An illegal 120-metre long fishing net has been discovered in an Auckland marine reserve full of dead sea life including rays, sharks and seabirds.
A Department of Conservation ranger discovered the net in Motu Manawa-Pollen Island Marine Reserve, to the northwest of Auckland in the Waitematā Harbour, on February 2.
The net was attached by a milk bottle float and anchor at one end and tied to a mangrove tree on the shoreline.
It had caught an extensive variety of marine life including a pied shag, juvenile hammerhead sharks, eagle rays, and dozens of other fish – some of which fell back into the sea when the net was hauled in.
"There are no excuses for setting nets in a marine reserve, with those caught facing criminal prosecution," Auckland operations manager Kirsty Prior said.
"The maximum penalty for fishing in a marine reserve is a $10,000 fine or three months in jail."
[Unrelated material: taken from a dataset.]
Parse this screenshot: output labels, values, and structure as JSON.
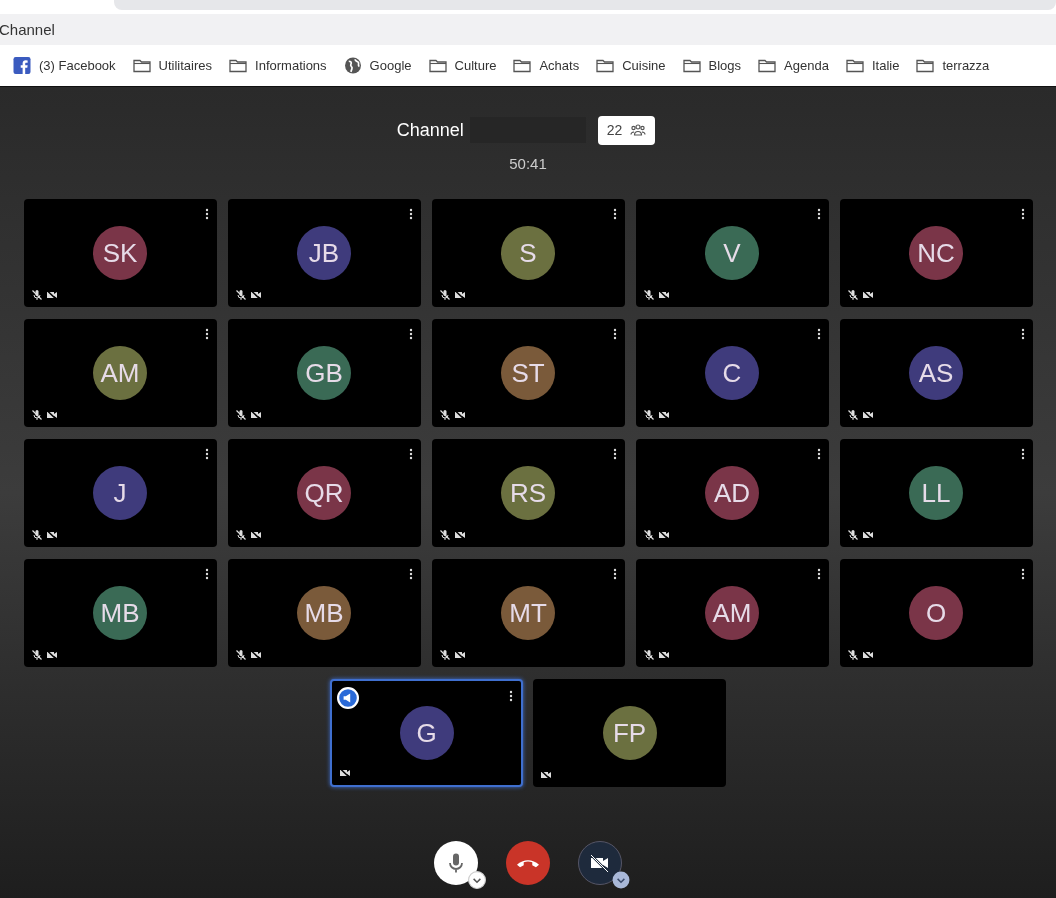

The Motu Manawa-Pollen Island Marine Reserve protects 500 hectares of the inner reaches of Auckland's Waitematā Harbour.
"This marine reserve includes intertidal mudflats, tidal channels, mangrove swamp, saltmarsh and shellbanks," Prior said.
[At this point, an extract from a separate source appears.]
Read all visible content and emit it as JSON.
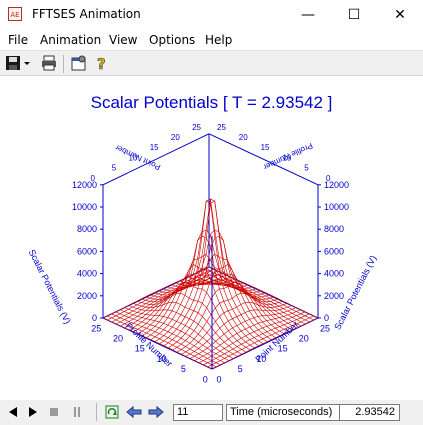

"Auckland's marine reserves are very special places and it's up to all of us to look after them for future generations."
DoC encouraged anyone who knew anything about the illegal net to come forward.
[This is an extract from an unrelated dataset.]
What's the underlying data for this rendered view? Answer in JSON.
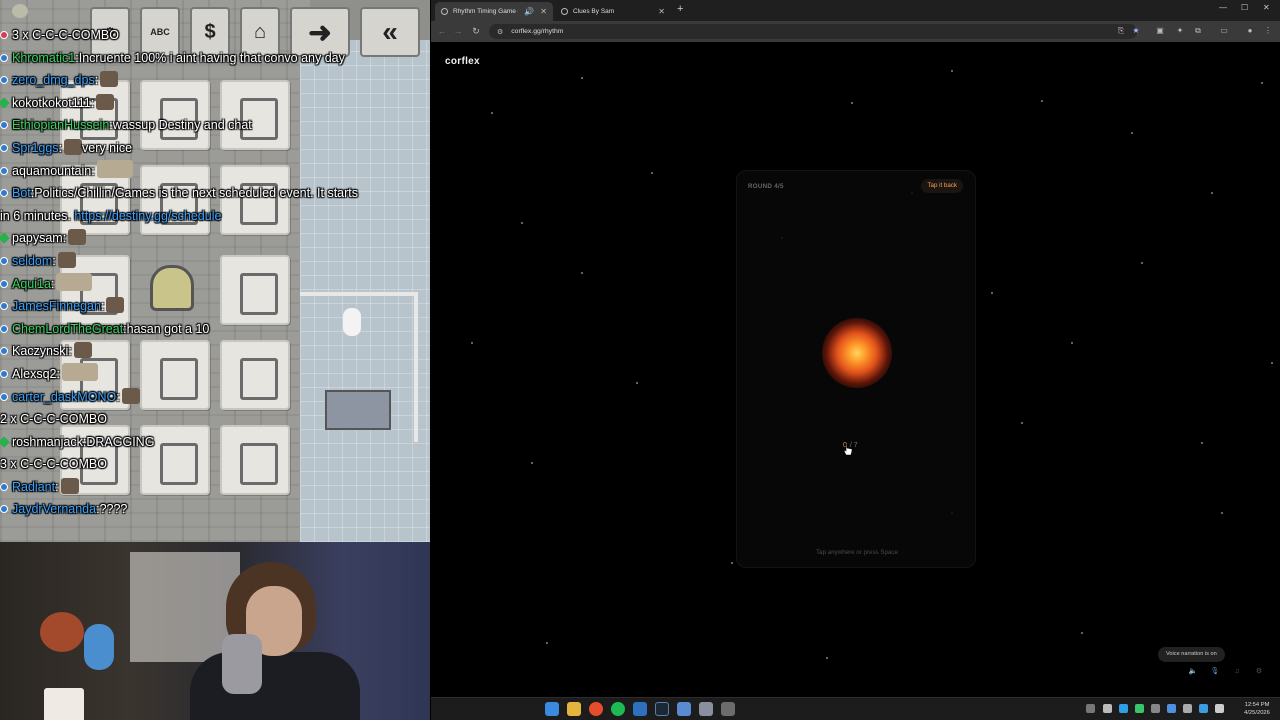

"Any information received will be kept anonymous," Prior said.
"Anyone who has seen people breaking conservation rules, such as fishing in a marine reserve or putting marine wildlife at risk should report the behaviour with as much information as possible to 0800 DOC HOT."
In the Auckland region, marine reserves are located at Cape Rodney-Okakari Point (Goat Island), Tāwharanui, Long Bay-Okura, Te Matuku (Waiheke), and Motu Manawa-Pollen Island. All marine reserves are no take reserves.
Marine reserves are the highest level of marine protection established under the Marine Reserves Act 1971.
The main aim of marine reserves is to create areas as true to natural marine habitats and life. This means it is an offence to touch or take anything from a marine reserve.